There are many different games which are called peg jump games. Peg Jump refers to a class of puzzles where there are a grid (sometimes rectangular, sometimes triangular) of positions where there can either be a peg or some other marker or there can be an absence of such a marker.

Rules of the Game

The initial setup consists of some pattern of positions being populated with markers. Oftentimes, all except for one of the positions will be populated with markers, and variants will simply change which position is left vacant. Leaving different positions vacant will result in different puzzles, so the initial positions of the pieces matters.

One move of the game is to take a row with three adjacent positions in a line where two adjacent positions of the three adjacent positions have markers on them and the third one, which is on one side or the other, must not have a marker on it. A move consists of taking the two markers in this configuration off of the grid, and placing a marker on the remaining, initially empty, position on the grid. It is sometimes a useful heuristic to call this action "jumping", where we think of one of the two initial markers as moving over the marker in the middle of the configuration, and ending on the other side. Only the middle marker is removed in this interpretation.
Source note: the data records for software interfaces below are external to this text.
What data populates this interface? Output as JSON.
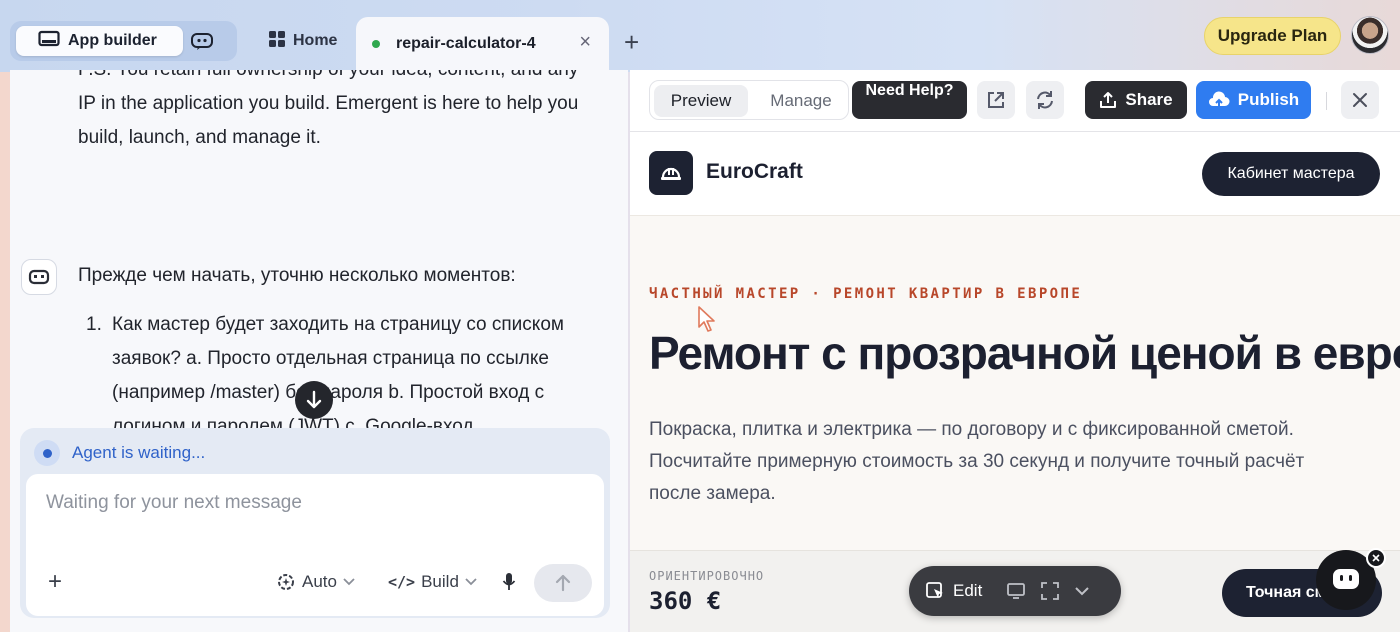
{
  "topbar": {
    "app_builder_label": "App builder",
    "home_tab_label": "Home",
    "active_tab_label": "repair-calculator-4",
    "tab_close": "×",
    "new_tab": "+",
    "upgrade_label": "Upgrade Plan"
  },
  "chat": {
    "previous_message": "P.S. You retain full ownership of your idea, content, and any IP in the application you build. Emergent is here to help you build, launch, and manage it.",
    "agent_intro": "Прежде чем начать, уточню несколько моментов:",
    "list_items": [
      {
        "number": "1.",
        "text": "Как мастер будет заходить на страницу со списком заявок? a. Просто отдельная страница по ссылке (например /master) без пароля b. Простой вход с логином и паролем (JWT) c. Google-вход"
      }
    ],
    "status": "Agent is waiting...",
    "input_placeholder": "Waiting for your next message",
    "add_label": "+",
    "mode_label": "Auto",
    "build_label": "Build"
  },
  "preview_toolbar": {
    "preview_tab": "Preview",
    "manage_tab": "Manage",
    "need_help": "Need Help?",
    "share_label": "Share",
    "publish_label": "Publish"
  },
  "site": {
    "brand": "EuroCraft",
    "cabinet_button": "Кабинет мастера",
    "eyebrow": "ЧАСТНЫЙ МАСТЕР · РЕМОНТ КВАРТИР В ЕВРОПЕ",
    "hero_title": "Ремонт с прозрачной ценой в евро",
    "lead": "Покраска, плитка и электрика — по договору и с фиксированной сметой. Посчитайте примерную стоимость за 30 секунд и получите точный расчёт после замера.",
    "approx_label": "ОРИЕНТИРОВОЧНО",
    "price": "360 €",
    "exact_button": "Точная смета"
  },
  "edit_bar": {
    "edit_label": "Edit"
  },
  "colors": {
    "accent_blue": "#2f7cf0",
    "dark": "#1d2232",
    "eyebrow": "#b8472a",
    "upgrade": "#f6e58a",
    "status_blue": "#2f62c9"
  }
}
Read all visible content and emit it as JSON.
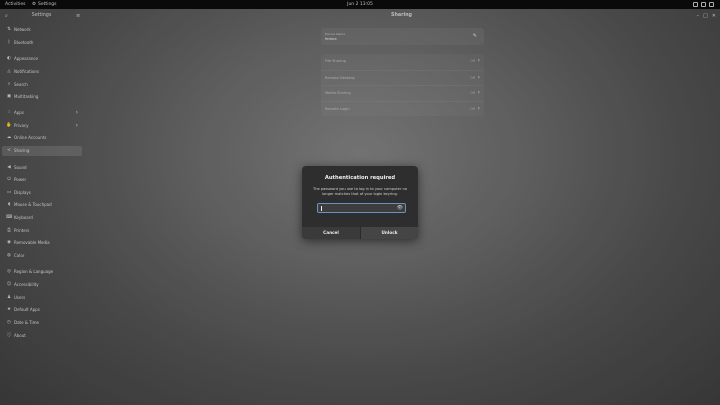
{
  "topbar": {
    "activities": "Activities",
    "app_name": "Settings",
    "clock": "Jun 2  13:05"
  },
  "window": {
    "left_title": "Settings",
    "main_title": "Sharing"
  },
  "sidebar": {
    "items": [
      {
        "label": "Network",
        "icon": "network-icon"
      },
      {
        "label": "Bluetooth",
        "icon": "bluetooth-icon"
      },
      {
        "label": "Appearance",
        "icon": "appearance-icon"
      },
      {
        "label": "Notifications",
        "icon": "bell-icon"
      },
      {
        "label": "Search",
        "icon": "search-icon"
      },
      {
        "label": "Multitasking",
        "icon": "multitasking-icon"
      },
      {
        "label": "Apps",
        "icon": "apps-icon"
      },
      {
        "label": "Privacy",
        "icon": "hand-icon"
      },
      {
        "label": "Online Accounts",
        "icon": "cloud-icon"
      },
      {
        "label": "Sharing",
        "icon": "share-icon"
      },
      {
        "label": "Sound",
        "icon": "speaker-icon"
      },
      {
        "label": "Power",
        "icon": "power-icon"
      },
      {
        "label": "Displays",
        "icon": "display-icon"
      },
      {
        "label": "Mouse & Touchpad",
        "icon": "mouse-icon"
      },
      {
        "label": "Keyboard",
        "icon": "keyboard-icon"
      },
      {
        "label": "Printers",
        "icon": "printer-icon"
      },
      {
        "label": "Removable Media",
        "icon": "media-icon"
      },
      {
        "label": "Color",
        "icon": "color-icon"
      },
      {
        "label": "Region & Language",
        "icon": "globe-icon"
      },
      {
        "label": "Accessibility",
        "icon": "accessibility-icon"
      },
      {
        "label": "Users",
        "icon": "users-icon"
      },
      {
        "label": "Default Apps",
        "icon": "star-icon"
      },
      {
        "label": "Date & Time",
        "icon": "clock-icon"
      },
      {
        "label": "About",
        "icon": "info-icon"
      }
    ]
  },
  "sharing": {
    "device_name_label": "Device Name",
    "device_name_value": "fedora",
    "rows": [
      {
        "label": "File Sharing",
        "status": "Off"
      },
      {
        "label": "Remote Desktop",
        "status": "Off"
      },
      {
        "label": "Media Sharing",
        "status": "Off"
      },
      {
        "label": "Remote Login",
        "status": "Off"
      }
    ]
  },
  "dialog": {
    "title": "Authentication required",
    "message": "The password you use to log in to your computer no longer matches that of your login keyring.",
    "password_value": "",
    "cancel_label": "Cancel",
    "unlock_label": "Unlock"
  }
}
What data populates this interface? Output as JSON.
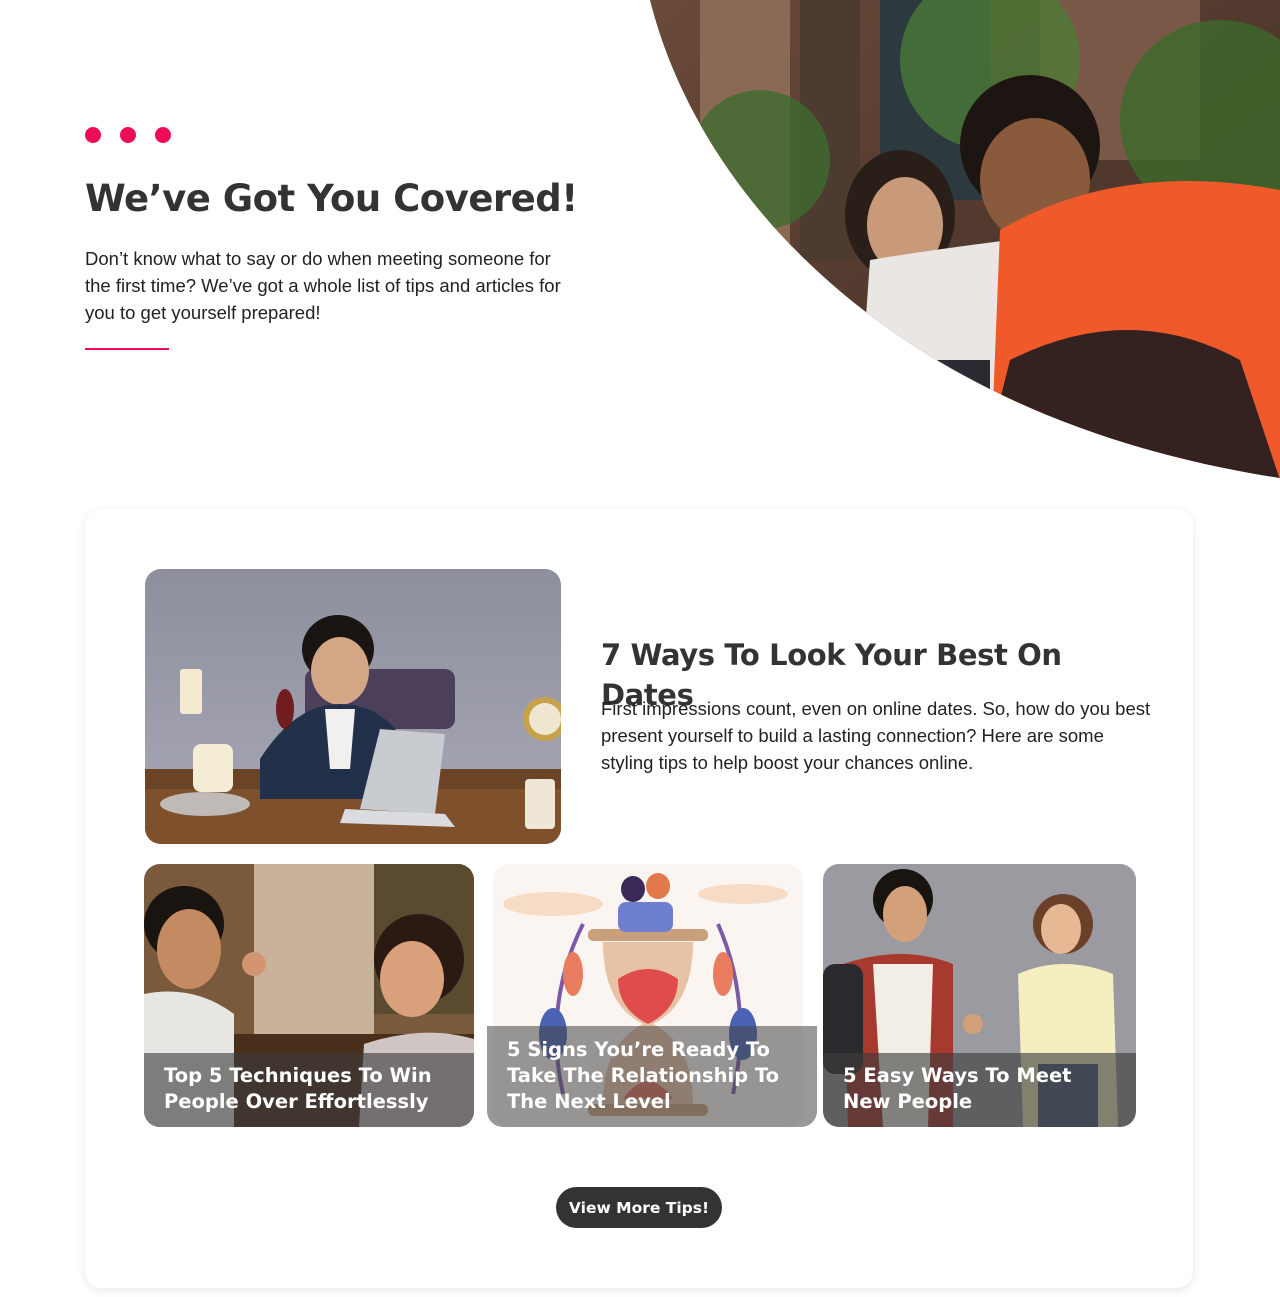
{
  "hero": {
    "title": "We’ve Got You Covered!",
    "text": "Don’t know what to say or do when meeting someone for the first time? We’ve got a whole list of tips and articles for you to get yourself prepared!",
    "accent_color": "#ec0c5a"
  },
  "featured": {
    "title": "7 Ways To Look Your Best On Dates",
    "text": "First impressions count, even on online dates. So, how do you best present yourself to build a lasting connection? Here are some styling tips to help boost your chances online."
  },
  "tiles": [
    {
      "caption": "Top 5 Techniques To Win People Over Effortlessly"
    },
    {
      "caption": "5 Signs You’re Ready To Take The Relationship To The Next Level"
    },
    {
      "caption": "5 Easy Ways To Meet New People"
    }
  ],
  "cta": {
    "label": "View More Tips!"
  }
}
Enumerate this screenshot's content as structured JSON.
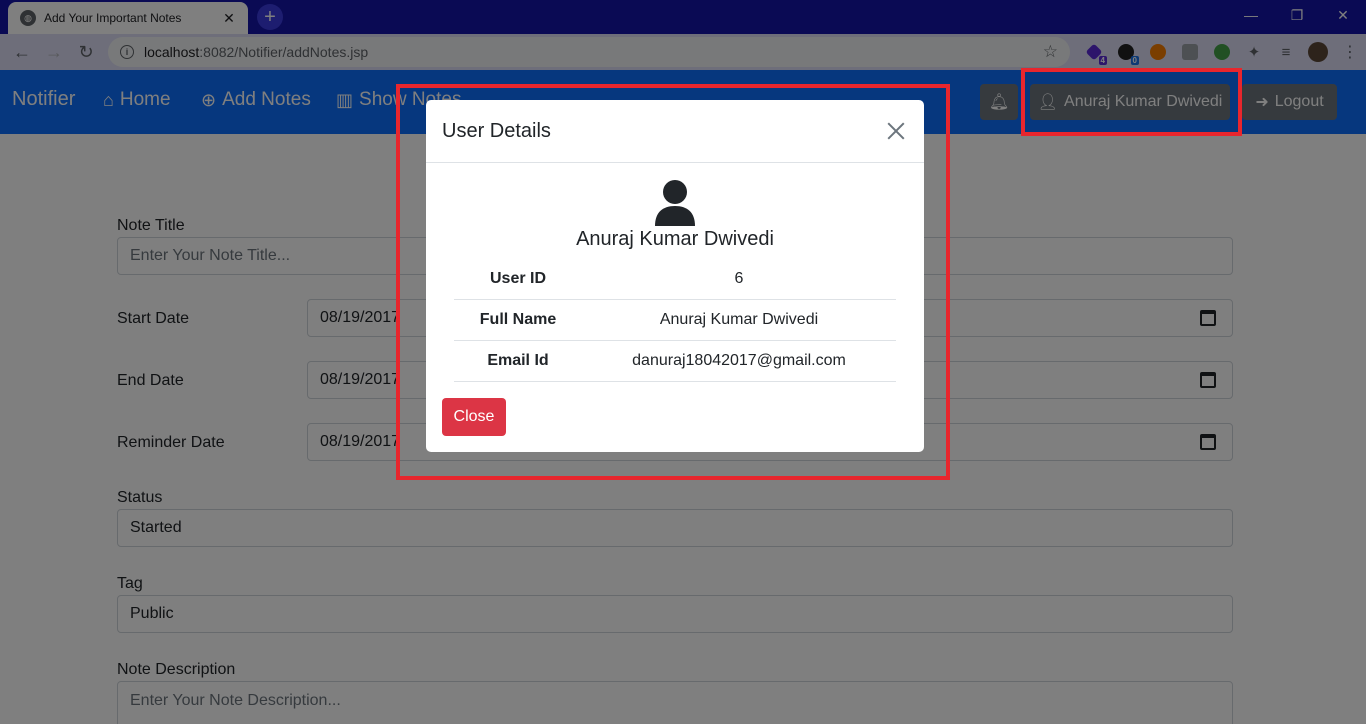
{
  "browser": {
    "tab_title": "Add Your Important Notes",
    "tab_close": "✕",
    "new_tab": "+",
    "url_host": "localhost",
    "url_rest": ":8082/Notifier/addNotes.jsp",
    "badge_1": "4",
    "badge_2": "0"
  },
  "navbar": {
    "brand": "Notifier",
    "home": "Home",
    "add_notes": "Add Notes",
    "show_notes": "Show Notes",
    "user_button": "Anuraj Kumar Dwivedi",
    "logout": "Logout"
  },
  "form": {
    "note_title_label": "Note Title",
    "note_title_placeholder": "Enter Your Note Title...",
    "start_date_label": "Start Date",
    "start_date_value": "08/19/2017",
    "end_date_label": "End Date",
    "end_date_value": "08/19/2017",
    "reminder_date_label": "Reminder Date",
    "reminder_date_value": "08/19/2017",
    "status_label": "Status",
    "status_value": "Started",
    "tag_label": "Tag",
    "tag_value": "Public",
    "description_label": "Note Description",
    "description_placeholder": "Enter Your Note Description..."
  },
  "modal": {
    "title": "User Details",
    "user_name": "Anuraj Kumar Dwivedi",
    "rows": [
      {
        "key": "User ID",
        "value": "6"
      },
      {
        "key": "Full Name",
        "value": "Anuraj Kumar Dwivedi"
      },
      {
        "key": "Email Id",
        "value": "danuraj18042017@gmail.com"
      }
    ],
    "close_label": "Close"
  },
  "colors": {
    "navbar": "#0d6efd",
    "tabbar": "#1414a8",
    "annotation": "#e8262d",
    "close_button": "#dc3545"
  }
}
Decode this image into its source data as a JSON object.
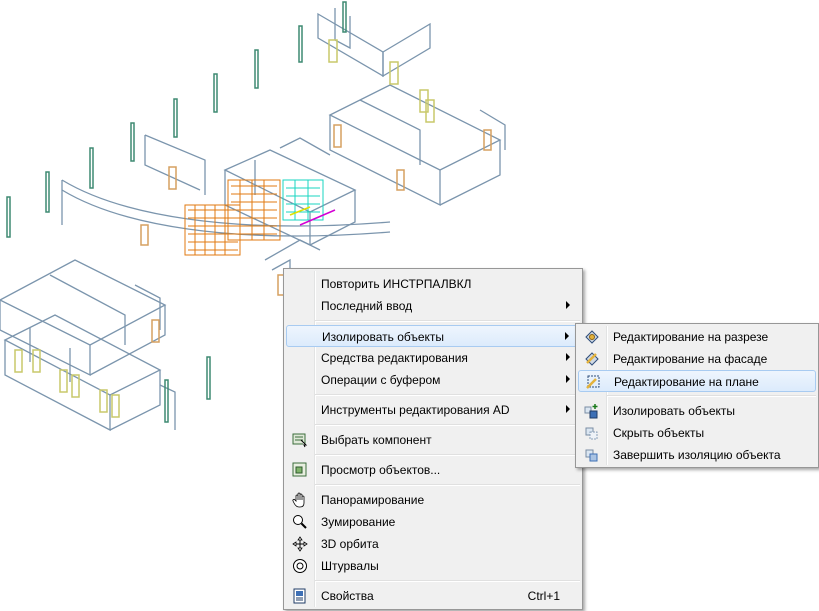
{
  "context_menu": {
    "repeat": "Повторить ИНСТРПАЛВКЛ",
    "recent_input": "Последний ввод",
    "isolate_objects": "Изолировать объекты",
    "editing_tools": "Средства редактирования",
    "clipboard_ops": "Операции с буфером",
    "ad_edit_tools": "Инструменты редактирования AD",
    "select_component": "Выбрать компонент",
    "object_viewer": "Просмотр объектов...",
    "pan": "Панорамирование",
    "zoom": "Зумирование",
    "orbit_3d": "3D орбита",
    "steering_wheels": "Штурвалы",
    "properties": "Свойства",
    "properties_shortcut": "Ctrl+1"
  },
  "submenu": {
    "edit_in_section": "Редактирование на разрезе",
    "edit_in_elevation": "Редактирование на фасаде",
    "edit_in_plan": "Редактирование на плане",
    "isolate_objects": "Изолировать объекты",
    "hide_objects": "Скрыть объекты",
    "end_isolation": "Завершить изоляцию объекта"
  },
  "colors": {
    "wall": "#7b95ad",
    "column": "#3e8a72",
    "door_yellow": "#c9c96a",
    "door_orange": "#d6a060",
    "highlight": "#dcebfc",
    "stair_cyan": "#19d6c2",
    "stair_orange": "#e07a10"
  }
}
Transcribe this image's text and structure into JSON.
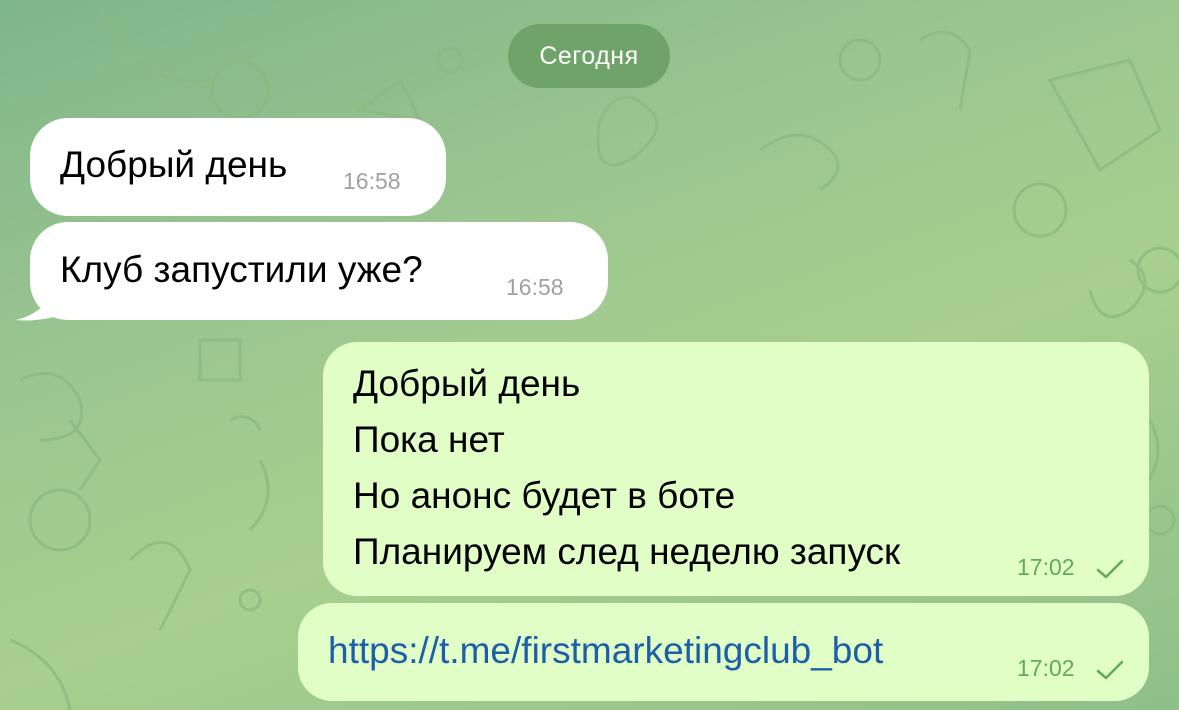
{
  "date_separator": "Сегодня",
  "messages": [
    {
      "direction": "incoming",
      "text": "Добрый день",
      "time": "16:58"
    },
    {
      "direction": "incoming",
      "text": "Клуб запустили уже?",
      "time": "16:58"
    },
    {
      "direction": "outgoing",
      "text": "Добрый день\nПока нет\nНо анонс будет в боте\nПланируем след неделю запуск",
      "time": "17:02",
      "status": "sent-check"
    },
    {
      "direction": "outgoing",
      "text": "https://t.me/firstmarketingclub_bot",
      "time": "17:02",
      "status": "sent-check",
      "is_link": true
    }
  ],
  "colors": {
    "background": "#9cc690",
    "incoming_bubble": "#ffffff",
    "outgoing_bubble": "#e1fec6",
    "date_pill": "#6fa36a",
    "link": "#1c5ea8",
    "outgoing_time": "#62a95f"
  }
}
So a move consists of transforming pegs in this configuration:

##O

to this configuration:

OO#

where we consider # to be a position with a peg, and we consider O to be a position without a peg. This configuration of three adjacent positions can have any orientation.

The winning condition in these games is always to leave exactly one marker on the board. Note that this is as good as can be hoped for because every move must put one marker back onto the grid. Also, no move can be completed if there is only one marker on the board, because a move consists of removing two markers from the board, so leaving one peg on the board is as good as can be done.

Sometimes, an additional requirement is made that the sole remaining peg must be in some particular aesthetically pleasing position, such as the center of the board, or some other point of symmetry. This usually makes the puzzle much harder, because much more planning is required.

Example Puzzles

Some explicit examples of boards for peg jump games are:

European Peg Solitaire:

American Peg Solitaire:

The "Cracker Barrel", presumably named as such due to its prevalence as a diversion in Cracker Barrel restaurants:

Try to do these puzzles. A harder version is to attempt to do the puzzles leaving the singular remaining peg in the middle position, or in the final case, one of the three middle positions.

Cornell University - Chris Lipa - lipa@math.cornell.edu